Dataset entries
★ ★ ★
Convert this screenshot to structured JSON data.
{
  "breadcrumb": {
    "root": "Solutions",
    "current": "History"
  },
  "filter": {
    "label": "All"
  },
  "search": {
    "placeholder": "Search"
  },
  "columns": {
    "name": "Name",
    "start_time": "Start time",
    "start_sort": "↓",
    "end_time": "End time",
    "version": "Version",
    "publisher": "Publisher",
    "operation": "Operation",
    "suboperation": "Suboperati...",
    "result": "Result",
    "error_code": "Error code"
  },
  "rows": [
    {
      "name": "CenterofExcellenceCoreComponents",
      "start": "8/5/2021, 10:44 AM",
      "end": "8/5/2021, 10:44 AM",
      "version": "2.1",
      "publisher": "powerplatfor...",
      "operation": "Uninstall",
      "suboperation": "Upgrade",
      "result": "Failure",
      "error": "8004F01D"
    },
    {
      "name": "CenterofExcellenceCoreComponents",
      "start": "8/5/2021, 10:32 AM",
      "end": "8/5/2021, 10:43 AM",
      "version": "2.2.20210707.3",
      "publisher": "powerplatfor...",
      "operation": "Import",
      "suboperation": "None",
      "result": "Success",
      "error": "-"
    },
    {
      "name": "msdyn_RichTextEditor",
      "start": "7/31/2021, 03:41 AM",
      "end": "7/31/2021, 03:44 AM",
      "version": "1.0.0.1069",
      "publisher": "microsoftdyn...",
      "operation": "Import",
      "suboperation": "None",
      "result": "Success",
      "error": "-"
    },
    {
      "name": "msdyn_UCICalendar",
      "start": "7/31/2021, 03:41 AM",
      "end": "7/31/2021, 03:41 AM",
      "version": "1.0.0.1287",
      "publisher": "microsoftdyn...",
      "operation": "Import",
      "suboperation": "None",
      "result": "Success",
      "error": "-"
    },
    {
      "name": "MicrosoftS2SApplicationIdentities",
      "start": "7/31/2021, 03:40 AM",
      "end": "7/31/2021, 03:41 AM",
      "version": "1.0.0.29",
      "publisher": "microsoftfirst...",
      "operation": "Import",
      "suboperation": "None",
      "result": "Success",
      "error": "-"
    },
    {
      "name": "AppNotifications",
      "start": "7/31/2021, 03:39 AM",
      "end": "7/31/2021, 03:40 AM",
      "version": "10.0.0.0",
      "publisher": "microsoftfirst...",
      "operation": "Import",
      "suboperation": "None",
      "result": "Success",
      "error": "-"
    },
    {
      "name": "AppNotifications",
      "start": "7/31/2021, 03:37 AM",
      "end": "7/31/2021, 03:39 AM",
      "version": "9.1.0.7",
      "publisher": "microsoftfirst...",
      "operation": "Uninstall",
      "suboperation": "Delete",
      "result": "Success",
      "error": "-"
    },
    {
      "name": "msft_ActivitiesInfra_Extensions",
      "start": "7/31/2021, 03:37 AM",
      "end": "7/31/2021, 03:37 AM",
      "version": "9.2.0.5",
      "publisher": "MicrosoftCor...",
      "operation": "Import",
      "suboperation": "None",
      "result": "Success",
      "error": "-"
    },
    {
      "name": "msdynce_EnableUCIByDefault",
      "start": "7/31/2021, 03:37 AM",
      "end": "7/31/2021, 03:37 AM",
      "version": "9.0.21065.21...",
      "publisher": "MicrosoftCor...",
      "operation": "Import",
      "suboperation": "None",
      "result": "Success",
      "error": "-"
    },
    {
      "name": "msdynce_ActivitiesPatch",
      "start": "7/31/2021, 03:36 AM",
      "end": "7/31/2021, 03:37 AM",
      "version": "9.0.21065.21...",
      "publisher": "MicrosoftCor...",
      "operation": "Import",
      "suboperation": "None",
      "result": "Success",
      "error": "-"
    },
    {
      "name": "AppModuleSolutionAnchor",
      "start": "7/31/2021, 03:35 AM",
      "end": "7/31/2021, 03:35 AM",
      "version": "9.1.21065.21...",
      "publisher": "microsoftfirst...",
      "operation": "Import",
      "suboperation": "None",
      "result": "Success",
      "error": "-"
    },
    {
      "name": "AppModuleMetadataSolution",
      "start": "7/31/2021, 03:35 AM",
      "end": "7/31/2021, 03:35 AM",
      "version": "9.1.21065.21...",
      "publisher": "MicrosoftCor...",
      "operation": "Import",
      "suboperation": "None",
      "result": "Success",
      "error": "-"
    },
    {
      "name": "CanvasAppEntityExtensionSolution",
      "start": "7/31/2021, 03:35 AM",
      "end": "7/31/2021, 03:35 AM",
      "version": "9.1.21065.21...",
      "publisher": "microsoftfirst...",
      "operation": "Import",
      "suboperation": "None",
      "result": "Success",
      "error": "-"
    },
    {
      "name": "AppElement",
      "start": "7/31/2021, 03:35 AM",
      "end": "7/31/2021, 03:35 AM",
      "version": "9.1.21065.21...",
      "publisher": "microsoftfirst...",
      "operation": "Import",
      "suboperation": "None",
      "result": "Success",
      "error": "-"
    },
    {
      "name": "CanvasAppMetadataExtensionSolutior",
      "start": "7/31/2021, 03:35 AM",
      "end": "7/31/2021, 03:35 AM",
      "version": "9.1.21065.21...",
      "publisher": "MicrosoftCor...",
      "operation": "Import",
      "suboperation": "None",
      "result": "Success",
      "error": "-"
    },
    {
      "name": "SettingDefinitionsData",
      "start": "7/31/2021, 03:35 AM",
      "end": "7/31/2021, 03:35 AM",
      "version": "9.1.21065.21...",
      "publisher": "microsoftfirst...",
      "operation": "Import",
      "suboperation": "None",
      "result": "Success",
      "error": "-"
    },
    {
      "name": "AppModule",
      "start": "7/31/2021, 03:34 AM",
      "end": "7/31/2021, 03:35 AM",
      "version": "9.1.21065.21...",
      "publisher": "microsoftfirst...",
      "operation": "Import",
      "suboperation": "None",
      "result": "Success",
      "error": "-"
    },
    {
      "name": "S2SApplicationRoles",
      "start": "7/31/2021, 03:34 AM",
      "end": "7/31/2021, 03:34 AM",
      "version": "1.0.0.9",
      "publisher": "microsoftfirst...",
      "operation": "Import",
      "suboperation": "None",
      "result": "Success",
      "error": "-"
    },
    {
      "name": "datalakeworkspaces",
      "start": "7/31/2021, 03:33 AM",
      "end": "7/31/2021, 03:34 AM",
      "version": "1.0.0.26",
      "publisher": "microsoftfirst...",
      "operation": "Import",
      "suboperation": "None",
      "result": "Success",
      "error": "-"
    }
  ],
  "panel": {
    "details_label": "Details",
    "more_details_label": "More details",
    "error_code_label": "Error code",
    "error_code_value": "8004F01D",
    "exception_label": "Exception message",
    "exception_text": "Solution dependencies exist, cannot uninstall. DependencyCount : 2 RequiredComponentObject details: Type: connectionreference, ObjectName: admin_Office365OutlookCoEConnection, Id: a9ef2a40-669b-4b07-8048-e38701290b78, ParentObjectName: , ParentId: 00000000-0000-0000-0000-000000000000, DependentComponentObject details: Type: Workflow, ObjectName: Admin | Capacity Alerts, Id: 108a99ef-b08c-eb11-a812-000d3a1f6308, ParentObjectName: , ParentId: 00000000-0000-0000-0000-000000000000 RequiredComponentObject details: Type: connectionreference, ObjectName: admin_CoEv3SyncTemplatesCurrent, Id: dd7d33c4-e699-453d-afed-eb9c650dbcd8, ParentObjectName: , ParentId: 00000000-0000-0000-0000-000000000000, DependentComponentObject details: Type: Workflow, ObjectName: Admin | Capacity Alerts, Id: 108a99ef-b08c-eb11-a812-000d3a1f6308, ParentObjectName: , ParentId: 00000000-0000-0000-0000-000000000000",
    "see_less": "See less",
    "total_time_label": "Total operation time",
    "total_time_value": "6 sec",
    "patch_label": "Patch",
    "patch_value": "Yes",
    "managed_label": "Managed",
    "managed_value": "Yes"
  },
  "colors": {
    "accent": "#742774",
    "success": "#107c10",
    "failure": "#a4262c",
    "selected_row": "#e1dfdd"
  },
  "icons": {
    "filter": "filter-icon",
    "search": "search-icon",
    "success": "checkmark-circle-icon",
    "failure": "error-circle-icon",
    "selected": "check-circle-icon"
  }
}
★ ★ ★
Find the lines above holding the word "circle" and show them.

### Problem solution:
    "success": "checkmark-circle-icon",
    "failure": "error-circle-icon",
    "selected": "check-circle-icon"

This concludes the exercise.